(Records provided)

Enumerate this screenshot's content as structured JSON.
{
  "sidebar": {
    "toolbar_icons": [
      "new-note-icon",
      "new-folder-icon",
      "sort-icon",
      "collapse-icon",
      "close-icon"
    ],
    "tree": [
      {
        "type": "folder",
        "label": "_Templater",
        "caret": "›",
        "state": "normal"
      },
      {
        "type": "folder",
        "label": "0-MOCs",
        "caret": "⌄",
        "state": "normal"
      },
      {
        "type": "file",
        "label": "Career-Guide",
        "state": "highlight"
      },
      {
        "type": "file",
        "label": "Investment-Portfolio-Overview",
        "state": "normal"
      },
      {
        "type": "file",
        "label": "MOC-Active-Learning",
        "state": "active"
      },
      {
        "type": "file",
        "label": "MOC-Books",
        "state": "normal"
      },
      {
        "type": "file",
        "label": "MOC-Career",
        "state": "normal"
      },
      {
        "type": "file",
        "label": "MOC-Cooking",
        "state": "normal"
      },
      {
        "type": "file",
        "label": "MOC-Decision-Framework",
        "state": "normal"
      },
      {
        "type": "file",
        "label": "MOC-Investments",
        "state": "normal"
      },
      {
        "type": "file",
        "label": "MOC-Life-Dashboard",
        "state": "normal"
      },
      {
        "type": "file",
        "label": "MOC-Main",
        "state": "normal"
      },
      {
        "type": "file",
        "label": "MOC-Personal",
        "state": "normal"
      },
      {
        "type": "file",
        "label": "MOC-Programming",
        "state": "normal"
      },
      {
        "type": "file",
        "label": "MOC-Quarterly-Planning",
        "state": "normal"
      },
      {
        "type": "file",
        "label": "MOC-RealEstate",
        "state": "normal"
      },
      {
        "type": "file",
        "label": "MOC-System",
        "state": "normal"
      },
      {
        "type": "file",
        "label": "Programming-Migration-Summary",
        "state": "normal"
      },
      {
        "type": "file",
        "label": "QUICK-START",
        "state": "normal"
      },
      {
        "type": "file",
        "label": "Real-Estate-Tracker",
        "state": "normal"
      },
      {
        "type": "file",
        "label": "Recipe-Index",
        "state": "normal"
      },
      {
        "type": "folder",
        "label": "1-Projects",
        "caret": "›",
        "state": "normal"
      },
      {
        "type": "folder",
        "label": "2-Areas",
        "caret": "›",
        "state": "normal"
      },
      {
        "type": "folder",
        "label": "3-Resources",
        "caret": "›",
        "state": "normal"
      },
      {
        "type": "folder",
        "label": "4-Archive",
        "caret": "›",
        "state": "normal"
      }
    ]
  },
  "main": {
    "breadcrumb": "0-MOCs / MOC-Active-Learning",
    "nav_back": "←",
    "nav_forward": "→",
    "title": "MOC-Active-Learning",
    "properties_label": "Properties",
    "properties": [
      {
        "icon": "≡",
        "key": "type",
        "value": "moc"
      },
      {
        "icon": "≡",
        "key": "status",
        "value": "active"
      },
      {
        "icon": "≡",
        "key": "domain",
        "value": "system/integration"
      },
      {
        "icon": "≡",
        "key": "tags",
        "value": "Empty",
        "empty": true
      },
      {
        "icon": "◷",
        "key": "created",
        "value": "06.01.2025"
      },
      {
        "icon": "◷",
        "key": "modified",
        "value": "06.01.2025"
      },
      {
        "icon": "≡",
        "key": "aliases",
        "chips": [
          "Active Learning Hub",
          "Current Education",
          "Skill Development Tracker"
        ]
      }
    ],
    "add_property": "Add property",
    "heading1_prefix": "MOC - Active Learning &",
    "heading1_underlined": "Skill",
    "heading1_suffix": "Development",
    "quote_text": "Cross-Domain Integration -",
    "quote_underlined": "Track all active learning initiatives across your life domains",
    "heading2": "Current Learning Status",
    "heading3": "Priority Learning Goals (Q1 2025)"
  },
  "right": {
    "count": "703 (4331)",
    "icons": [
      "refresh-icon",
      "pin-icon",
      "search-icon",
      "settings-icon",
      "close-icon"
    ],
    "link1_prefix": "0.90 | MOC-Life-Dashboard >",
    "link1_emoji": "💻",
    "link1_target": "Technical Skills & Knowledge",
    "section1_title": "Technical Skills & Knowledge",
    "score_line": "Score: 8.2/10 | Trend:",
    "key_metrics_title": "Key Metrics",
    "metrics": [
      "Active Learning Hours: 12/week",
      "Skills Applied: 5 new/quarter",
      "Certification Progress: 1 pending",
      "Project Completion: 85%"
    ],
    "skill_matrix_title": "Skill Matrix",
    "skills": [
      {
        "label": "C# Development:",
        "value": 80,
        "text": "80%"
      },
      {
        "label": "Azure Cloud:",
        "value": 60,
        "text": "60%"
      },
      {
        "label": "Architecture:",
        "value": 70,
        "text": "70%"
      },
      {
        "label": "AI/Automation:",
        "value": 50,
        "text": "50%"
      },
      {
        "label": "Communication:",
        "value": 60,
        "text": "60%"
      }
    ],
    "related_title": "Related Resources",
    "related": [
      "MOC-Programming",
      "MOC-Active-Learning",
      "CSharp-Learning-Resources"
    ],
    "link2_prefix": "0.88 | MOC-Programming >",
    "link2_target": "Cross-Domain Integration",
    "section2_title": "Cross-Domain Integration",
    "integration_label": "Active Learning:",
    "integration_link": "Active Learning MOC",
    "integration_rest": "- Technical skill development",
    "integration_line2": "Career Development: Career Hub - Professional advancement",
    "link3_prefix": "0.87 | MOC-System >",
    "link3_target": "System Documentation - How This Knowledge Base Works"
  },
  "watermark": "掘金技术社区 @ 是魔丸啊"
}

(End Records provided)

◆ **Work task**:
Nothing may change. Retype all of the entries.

◆ **Output for this task**:
Enumerate this screenshot's content as structured JSON.
{
  "sidebar": {
    "toolbar_icons": [
      "new-note-icon",
      "new-folder-icon",
      "sort-icon",
      "collapse-icon",
      "close-icon"
    ],
    "tree": [
      {
        "type": "folder",
        "label": "_Templater",
        "caret": "›",
        "state": "normal"
      },
      {
        "type": "folder",
        "label": "0-MOCs",
        "caret": "⌄",
        "state": "normal"
      },
      {
        "type": "file",
        "label": "Career-Guide",
        "state": "highlight"
      },
      {
        "type": "file",
        "label": "Investment-Portfolio-Overview",
        "state": "normal"
      },
      {
        "type": "file",
        "label": "MOC-Active-Learning",
        "state": "active"
      },
      {
        "type": "file",
        "label": "MOC-Books",
        "state": "normal"
      },
      {
        "type": "file",
        "label": "MOC-Career",
        "state": "normal"
      },
      {
        "type": "file",
        "label": "MOC-Cooking",
        "state": "normal"
      },
      {
        "type": "file",
        "label": "MOC-Decision-Framework",
        "state": "normal"
      },
      {
        "type": "file",
        "label": "MOC-Investments",
        "state": "normal"
      },
      {
        "type": "file",
        "label": "MOC-Life-Dashboard",
        "state": "normal"
      },
      {
        "type": "file",
        "label": "MOC-Main",
        "state": "normal"
      },
      {
        "type": "file",
        "label": "MOC-Personal",
        "state": "normal"
      },
      {
        "type": "file",
        "label": "MOC-Programming",
        "state": "normal"
      },
      {
        "type": "file",
        "label": "MOC-Quarterly-Planning",
        "state": "normal"
      },
      {
        "type": "file",
        "label": "MOC-RealEstate",
        "state": "normal"
      },
      {
        "type": "file",
        "label": "MOC-System",
        "state": "normal"
      },
      {
        "type": "file",
        "label": "Programming-Migration-Summary",
        "state": "normal"
      },
      {
        "type": "file",
        "label": "QUICK-START",
        "state": "normal"
      },
      {
        "type": "file",
        "label": "Real-Estate-Tracker",
        "state": "normal"
      },
      {
        "type": "file",
        "label": "Recipe-Index",
        "state": "normal"
      },
      {
        "type": "folder",
        "label": "1-Projects",
        "caret": "›",
        "state": "normal"
      },
      {
        "type": "folder",
        "label": "2-Areas",
        "caret": "›",
        "state": "normal"
      },
      {
        "type": "folder",
        "label": "3-Resources",
        "caret": "›",
        "state": "normal"
      },
      {
        "type": "folder",
        "label": "4-Archive",
        "caret": "›",
        "state": "normal"
      }
    ]
  },
  "main": {
    "breadcrumb": "0-MOCs / MOC-Active-Learning",
    "nav_back": "←",
    "nav_forward": "→",
    "title": "MOC-Active-Learning",
    "properties_label": "Properties",
    "properties": [
      {
        "icon": "≡",
        "key": "type",
        "value": "moc"
      },
      {
        "icon": "≡",
        "key": "status",
        "value": "active"
      },
      {
        "icon": "≡",
        "key": "domain",
        "value": "system/integration"
      },
      {
        "icon": "≡",
        "key": "tags",
        "value": "Empty",
        "empty": true
      },
      {
        "icon": "◷",
        "key": "created",
        "value": "06.01.2025"
      },
      {
        "icon": "◷",
        "key": "modified",
        "value": "06.01.2025"
      },
      {
        "icon": "≡",
        "key": "aliases",
        "chips": [
          "Active Learning Hub",
          "Current Education",
          "Skill Development Tracker"
        ]
      }
    ],
    "add_property": "Add property",
    "heading1_prefix": "MOC - Active Learning &",
    "heading1_underlined": "Skill",
    "heading1_suffix": "Development",
    "quote_text": "Cross-Domain Integration -",
    "quote_underlined": "Track all active learning initiatives across your life domains",
    "heading2": "Current Learning Status",
    "heading3": "Priority Learning Goals (Q1 2025)"
  },
  "right": {
    "count": "703 (4331)",
    "icons": [
      "refresh-icon",
      "pin-icon",
      "search-icon",
      "settings-icon",
      "close-icon"
    ],
    "link1_prefix": "0.90 | MOC-Life-Dashboard >",
    "link1_emoji": "💻",
    "link1_target": "Technical Skills & Knowledge",
    "section1_title": "Technical Skills & Knowledge",
    "score_line": "Score: 8.2/10 | Trend:",
    "key_metrics_title": "Key Metrics",
    "metrics": [
      "Active Learning Hours: 12/week",
      "Skills Applied: 5 new/quarter",
      "Certification Progress: 1 pending",
      "Project Completion: 85%"
    ],
    "skill_matrix_title": "Skill Matrix",
    "skills": [
      {
        "label": "C# Development:",
        "value": 80,
        "text": "80%"
      },
      {
        "label": "Azure Cloud:",
        "value": 60,
        "text": "60%"
      },
      {
        "label": "Architecture:",
        "value": 70,
        "text": "70%"
      },
      {
        "label": "AI/Automation:",
        "value": 50,
        "text": "50%"
      },
      {
        "label": "Communication:",
        "value": 60,
        "text": "60%"
      }
    ],
    "related_title": "Related Resources",
    "related": [
      "MOC-Programming",
      "MOC-Active-Learning",
      "CSharp-Learning-Resources"
    ],
    "link2_prefix": "0.88 | MOC-Programming >",
    "link2_target": "Cross-Domain Integration",
    "section2_title": "Cross-Domain Integration",
    "integration_label": "Active Learning:",
    "integration_link": "Active Learning MOC",
    "integration_rest": "- Technical skill development",
    "integration_line2": "Career Development: Career Hub - Professional advancement",
    "link3_prefix": "0.87 | MOC-System >",
    "link3_target": "System Documentation - How This Knowledge Base Works"
  },
  "watermark": "掘金技术社区 @ 是魔丸啊"
}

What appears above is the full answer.